By Kendra Andrews
Class of 2019
Newswise — SPOKANE, Wash. – As a sophomore and the star point guard of the Camas (Washington) High School Papermakers, it seemed Jake Hansel had a world of opportunities when it came to playing college ball. But then that changed for Hansel, now a Gonzaga University freshman studying mechanical engineering.
The summer before his junior year, Hansel got an electrocardiogram that signaled a heart abnormality — something that runs in the Hansel family. Initially, doctors told Hansel the condition could be something called “athlete’s heart syndrome,” a nonthreatening diagnosis in which the heart is enlarged due to exercise and rests at a lower rate than usual. Hansel was cleared to continue playing basketball at the beginning of his junior season.
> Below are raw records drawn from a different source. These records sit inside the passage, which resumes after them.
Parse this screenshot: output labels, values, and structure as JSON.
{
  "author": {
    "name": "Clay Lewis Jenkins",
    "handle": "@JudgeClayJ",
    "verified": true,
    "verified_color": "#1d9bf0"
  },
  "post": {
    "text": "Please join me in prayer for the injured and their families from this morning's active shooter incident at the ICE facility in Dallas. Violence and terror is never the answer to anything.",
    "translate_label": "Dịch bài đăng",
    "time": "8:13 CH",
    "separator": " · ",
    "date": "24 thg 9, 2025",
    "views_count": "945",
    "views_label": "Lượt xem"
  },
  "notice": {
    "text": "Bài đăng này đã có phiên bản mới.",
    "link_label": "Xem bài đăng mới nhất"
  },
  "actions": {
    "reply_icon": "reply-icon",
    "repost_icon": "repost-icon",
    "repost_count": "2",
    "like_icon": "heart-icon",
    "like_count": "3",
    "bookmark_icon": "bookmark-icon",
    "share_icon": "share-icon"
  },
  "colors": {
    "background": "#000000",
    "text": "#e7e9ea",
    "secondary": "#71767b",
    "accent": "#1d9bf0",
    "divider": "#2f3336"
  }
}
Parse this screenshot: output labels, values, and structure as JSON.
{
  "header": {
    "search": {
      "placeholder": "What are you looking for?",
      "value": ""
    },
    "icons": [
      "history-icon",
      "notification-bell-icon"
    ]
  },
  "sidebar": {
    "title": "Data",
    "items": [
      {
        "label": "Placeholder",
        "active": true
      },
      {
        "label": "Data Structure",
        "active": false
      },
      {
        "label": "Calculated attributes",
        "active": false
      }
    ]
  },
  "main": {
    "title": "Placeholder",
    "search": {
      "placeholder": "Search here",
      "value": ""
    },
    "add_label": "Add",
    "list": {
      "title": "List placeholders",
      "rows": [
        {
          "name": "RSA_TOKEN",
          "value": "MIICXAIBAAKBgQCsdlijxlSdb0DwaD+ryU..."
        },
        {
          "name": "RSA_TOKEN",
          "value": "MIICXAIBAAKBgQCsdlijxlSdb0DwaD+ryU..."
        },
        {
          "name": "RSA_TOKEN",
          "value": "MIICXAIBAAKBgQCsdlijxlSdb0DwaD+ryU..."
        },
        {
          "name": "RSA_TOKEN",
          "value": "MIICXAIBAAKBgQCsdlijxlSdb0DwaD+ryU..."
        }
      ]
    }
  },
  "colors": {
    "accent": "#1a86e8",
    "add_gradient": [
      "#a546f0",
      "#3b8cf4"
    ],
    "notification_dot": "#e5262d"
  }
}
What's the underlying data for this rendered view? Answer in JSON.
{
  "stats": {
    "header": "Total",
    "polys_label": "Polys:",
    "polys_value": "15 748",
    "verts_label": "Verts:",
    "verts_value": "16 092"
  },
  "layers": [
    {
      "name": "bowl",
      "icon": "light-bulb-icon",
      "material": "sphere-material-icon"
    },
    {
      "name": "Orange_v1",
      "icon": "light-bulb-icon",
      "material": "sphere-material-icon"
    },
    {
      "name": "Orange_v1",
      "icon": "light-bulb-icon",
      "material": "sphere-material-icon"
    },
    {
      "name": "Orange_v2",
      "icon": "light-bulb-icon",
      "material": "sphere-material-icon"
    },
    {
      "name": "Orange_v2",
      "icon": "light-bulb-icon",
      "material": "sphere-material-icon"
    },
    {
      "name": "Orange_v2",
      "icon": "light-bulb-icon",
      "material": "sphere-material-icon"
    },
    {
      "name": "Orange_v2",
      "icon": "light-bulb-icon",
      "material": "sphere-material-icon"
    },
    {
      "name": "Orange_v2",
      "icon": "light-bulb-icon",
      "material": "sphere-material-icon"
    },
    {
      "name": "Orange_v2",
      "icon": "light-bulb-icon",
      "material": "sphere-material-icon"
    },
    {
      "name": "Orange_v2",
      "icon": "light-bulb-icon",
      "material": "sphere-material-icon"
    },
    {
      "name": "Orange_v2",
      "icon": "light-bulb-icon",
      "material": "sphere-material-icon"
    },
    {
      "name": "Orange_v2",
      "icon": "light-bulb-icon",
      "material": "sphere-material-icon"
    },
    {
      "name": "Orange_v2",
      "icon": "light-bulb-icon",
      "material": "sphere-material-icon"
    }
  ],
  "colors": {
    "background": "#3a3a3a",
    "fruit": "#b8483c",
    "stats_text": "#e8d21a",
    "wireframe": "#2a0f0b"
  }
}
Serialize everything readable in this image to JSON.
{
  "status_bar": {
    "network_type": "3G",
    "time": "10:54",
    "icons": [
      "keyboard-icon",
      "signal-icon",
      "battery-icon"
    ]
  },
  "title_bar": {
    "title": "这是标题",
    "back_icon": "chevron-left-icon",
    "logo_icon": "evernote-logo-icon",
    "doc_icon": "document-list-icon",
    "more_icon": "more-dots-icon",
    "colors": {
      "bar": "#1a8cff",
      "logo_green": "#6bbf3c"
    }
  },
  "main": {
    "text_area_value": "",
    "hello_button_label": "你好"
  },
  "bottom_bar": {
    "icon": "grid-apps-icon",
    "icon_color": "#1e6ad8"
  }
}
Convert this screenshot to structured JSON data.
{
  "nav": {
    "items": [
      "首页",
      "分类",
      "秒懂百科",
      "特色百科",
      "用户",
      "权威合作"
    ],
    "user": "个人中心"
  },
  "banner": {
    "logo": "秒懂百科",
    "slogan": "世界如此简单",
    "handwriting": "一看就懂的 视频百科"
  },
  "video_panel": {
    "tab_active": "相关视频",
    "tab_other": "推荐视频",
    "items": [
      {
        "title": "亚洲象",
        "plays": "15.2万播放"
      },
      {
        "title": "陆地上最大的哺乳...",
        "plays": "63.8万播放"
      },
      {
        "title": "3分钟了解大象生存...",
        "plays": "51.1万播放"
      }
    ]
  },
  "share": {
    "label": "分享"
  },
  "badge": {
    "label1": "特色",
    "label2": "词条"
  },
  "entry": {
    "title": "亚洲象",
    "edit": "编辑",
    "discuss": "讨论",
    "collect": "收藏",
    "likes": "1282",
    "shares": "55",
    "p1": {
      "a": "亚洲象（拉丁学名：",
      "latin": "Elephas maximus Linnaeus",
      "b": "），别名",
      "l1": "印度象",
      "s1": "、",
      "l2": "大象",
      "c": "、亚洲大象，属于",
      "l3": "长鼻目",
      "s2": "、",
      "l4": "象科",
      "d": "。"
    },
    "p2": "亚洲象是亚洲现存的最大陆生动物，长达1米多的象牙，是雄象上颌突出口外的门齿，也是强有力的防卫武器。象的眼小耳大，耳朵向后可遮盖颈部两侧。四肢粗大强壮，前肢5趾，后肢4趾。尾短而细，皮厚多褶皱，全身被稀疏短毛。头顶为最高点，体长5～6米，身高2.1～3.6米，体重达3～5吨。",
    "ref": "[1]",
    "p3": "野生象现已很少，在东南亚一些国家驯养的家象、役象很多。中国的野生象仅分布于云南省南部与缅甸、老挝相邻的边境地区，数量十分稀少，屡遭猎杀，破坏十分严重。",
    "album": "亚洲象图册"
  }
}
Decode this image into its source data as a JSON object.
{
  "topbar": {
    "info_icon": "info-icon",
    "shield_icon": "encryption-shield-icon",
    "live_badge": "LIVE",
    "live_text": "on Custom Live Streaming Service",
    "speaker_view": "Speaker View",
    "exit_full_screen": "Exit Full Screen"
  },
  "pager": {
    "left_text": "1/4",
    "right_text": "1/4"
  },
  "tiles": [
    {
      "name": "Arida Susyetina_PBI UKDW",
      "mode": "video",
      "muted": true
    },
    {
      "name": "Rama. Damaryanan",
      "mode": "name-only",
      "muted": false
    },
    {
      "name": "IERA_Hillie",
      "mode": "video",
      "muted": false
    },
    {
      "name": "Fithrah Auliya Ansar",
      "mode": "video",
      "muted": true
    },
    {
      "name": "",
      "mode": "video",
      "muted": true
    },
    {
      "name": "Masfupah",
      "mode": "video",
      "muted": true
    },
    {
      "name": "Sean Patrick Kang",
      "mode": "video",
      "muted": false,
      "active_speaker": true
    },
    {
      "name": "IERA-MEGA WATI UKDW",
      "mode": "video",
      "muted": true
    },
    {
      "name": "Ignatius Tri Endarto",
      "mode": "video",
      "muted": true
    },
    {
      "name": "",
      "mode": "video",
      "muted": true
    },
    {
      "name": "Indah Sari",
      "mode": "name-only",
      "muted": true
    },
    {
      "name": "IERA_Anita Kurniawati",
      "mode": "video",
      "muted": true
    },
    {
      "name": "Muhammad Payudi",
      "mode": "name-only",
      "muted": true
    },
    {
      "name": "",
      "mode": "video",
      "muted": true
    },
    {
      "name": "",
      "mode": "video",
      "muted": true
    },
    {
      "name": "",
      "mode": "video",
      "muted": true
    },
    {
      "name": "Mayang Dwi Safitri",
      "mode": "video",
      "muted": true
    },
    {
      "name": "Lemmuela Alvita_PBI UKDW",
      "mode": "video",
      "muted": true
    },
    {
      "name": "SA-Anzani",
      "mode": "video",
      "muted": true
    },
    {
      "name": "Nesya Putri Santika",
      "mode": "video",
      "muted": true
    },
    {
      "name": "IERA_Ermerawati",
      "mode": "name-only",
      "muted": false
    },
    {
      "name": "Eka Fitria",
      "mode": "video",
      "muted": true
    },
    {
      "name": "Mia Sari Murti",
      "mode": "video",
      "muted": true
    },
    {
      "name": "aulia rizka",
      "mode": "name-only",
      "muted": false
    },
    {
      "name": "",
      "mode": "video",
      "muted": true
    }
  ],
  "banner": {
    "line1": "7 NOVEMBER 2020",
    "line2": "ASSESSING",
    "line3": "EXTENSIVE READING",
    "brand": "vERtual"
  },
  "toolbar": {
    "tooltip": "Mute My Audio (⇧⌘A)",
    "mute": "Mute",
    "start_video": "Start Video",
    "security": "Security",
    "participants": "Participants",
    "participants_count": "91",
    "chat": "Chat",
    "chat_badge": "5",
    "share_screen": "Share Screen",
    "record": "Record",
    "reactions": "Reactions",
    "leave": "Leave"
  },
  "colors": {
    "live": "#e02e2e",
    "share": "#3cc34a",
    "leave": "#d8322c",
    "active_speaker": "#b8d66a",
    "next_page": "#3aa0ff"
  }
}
However, further tests revealed he had hypertrophic cardiomyopathy, a disease in which the heart muscle becomes abnormally thick, making it harder for the heart to pump blood.
“I got my hopes up when they said it could be athlete’s heart, so when the results came back and it was HCM it was a shock,” Hansel said. “It can lead to bad things like heart attacks on the court. Usually, it’s not as severe but there is no way to really treat it. The risk was too high to keep playing so I had to quit.”
The diagnosis left a sour taste in Hansel’s mouth at first but he looked for a silver lining. He found a way to remain a vital part of the team: he became an assistant coach and turned his diagnosis into an opportunity to educate others about the condition.
For his senior project, Hansel organized multiple events to raise funds to help spread the word about HCM, including designing a set of T-shirts that were sold at Camas basketball games.
So far, he has raised nearly $17,000 for Oregon Health & Science University’s Knight Cardiovascular Institute in Portland. In addition, he has worked with the David Heller Foundation, named for a student-athlete from Portland who died at age 17 from HCM.
“We set up (the relationship with OHSU) over the summer going into my senior year and then people could donate directly to it,” Hansel said. “Leading up to certain games we would sell T-shirts and wrist bands and auction off items people donated. All the money went toward OHSU and the certain niche I have.”
Hansel’s efforts have earned him the 2017 Berger and Green Heart Disease Scholarship awarded by a Pittsburgh-based disability law firm.
Hansel continues his efforts to bring awareness to HCM as a student in the Gonzaga School of Engineering and Applied Science.
“I have always wanted to do something that applies math and engineering. Gonzaga has a good school for it,” said Hansel, who earned placement on the Gonzaga President’s List last semester. Students must earn a 3.85 to 4.0 grade-point average to make the President’s List.
In a different life, Hansel might have been one of the players on the court with Gonzaga’s highly ranked basketball team in the McCarthey Athletic Center. Hansel has come to terms with that and is able to play hoops in intramurals – at a more moderate pace and shorter durations. He would like to become a team manager for the Zags.
Still, Hansel admits that managing HCM can be a struggle – one for which he’s continuing to adjust.
“There are very little symptoms but I can just tell my heart rate is increasing when I do certain things,” he said, noting he has become more cognizant and careful while exercising. “I’m supposed to do high reps and low intensity, which is fine.”
Hansel acknowledges that competing at the highest levels in basketball is no longer a necessity for him, however he remains interested in the sport and open to possibilities.
“If I am able to manage and go down that path that would be awesome but it is not a necessity,” said Hansel, who is enjoying engineering and beginning to think about his career plans. “I am sure I will coach when I’m older and be a part of it in that way with my kids but it’s not like I have to.”